It is getting a bit chilly out, and it is officially Fall now, so I wanted to make some soup, potato soup in particular. I didn't have any vegetable stock, so I had to make some, which I've never done before. Fortunately, there was a recipe for vegetable stock in the latest edition of Mother Earth News magazine, which just came in the mail yesterday. Also fortunately, I was able to collect a lot of the ingredients for the stock from our little vegetable and herb garden: carrots, celery leaves, parsley, oregano, chives and some fresh basil...mmm! The potatoes I bought at the Farmer's market and they came from Erdmann's Gardens, which is only about 10 kms from our house. I did end up putting some non-local things in there, like some onion and some dried herbs, sea salt and pepper corns and a bit of soy sauce.

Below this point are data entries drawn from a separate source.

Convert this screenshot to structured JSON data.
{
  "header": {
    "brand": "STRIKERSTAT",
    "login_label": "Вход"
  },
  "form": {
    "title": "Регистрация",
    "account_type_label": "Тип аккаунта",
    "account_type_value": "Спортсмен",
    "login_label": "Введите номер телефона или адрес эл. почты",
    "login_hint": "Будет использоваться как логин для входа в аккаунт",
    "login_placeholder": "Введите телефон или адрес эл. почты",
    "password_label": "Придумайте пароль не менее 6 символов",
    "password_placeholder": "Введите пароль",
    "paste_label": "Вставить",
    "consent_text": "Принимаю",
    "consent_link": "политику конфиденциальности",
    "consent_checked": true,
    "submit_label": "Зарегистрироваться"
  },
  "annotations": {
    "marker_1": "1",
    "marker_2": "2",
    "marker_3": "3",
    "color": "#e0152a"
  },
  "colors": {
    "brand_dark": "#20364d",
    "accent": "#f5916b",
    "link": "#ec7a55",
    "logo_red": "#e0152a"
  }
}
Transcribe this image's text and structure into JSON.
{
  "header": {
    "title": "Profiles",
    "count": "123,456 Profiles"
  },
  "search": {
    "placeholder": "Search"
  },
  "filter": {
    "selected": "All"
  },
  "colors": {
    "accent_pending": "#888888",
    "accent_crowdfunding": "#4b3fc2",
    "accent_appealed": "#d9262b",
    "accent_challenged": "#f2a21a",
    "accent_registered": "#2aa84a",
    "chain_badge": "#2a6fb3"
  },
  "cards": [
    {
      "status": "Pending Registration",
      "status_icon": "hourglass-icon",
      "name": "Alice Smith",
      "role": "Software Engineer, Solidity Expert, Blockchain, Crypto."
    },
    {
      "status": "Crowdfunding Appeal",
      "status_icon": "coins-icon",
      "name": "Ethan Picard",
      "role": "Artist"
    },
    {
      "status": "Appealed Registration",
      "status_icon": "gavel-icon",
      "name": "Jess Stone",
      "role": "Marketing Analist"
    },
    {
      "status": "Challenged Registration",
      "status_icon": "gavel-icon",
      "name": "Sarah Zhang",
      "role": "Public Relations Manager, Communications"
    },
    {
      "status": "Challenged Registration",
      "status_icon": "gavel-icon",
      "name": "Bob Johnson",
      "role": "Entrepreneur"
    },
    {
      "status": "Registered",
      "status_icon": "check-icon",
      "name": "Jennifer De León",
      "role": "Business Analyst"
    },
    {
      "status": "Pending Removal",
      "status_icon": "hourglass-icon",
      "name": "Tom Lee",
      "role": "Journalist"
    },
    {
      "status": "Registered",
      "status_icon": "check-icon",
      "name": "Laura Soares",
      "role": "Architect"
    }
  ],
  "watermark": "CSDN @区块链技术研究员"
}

Oh, and two cloves from the head of garlic I got with my seed order from Saltspring Seeds, but it was still probably one of the most locally-sourced things I've cooked so far.
Anyway, back to the Tao part. I had simmered the stock for about 20 minutes when I thought I would taste a bit of it. It was watery, and I was disappointed. I immediately thought about what I should do to fix it, what else I could add, etc., etc. Then it hit me: I am supposed to let this simmer for hours. So I managed, with some difficulty, to just leave it alone and let it simmer, with the occasional stir and taste now and then. After about 2 1/2 hours it was quite delicious. This was a lesson to me that sometimes I just need to let things be, and they will work out as they should. It is a lesson I need frequent reminders about, being the well-intentioned meddler that I am.
From the Tao Te Ching, Chapter 63:
Act without actingFrom Chapter 64:
Manage without meddling
Taste without tasting
The one who meddles will fail
The one who grasps will lose
Therefore, sages do not meddle and thus do not fail
They do not grasp and thus do not lose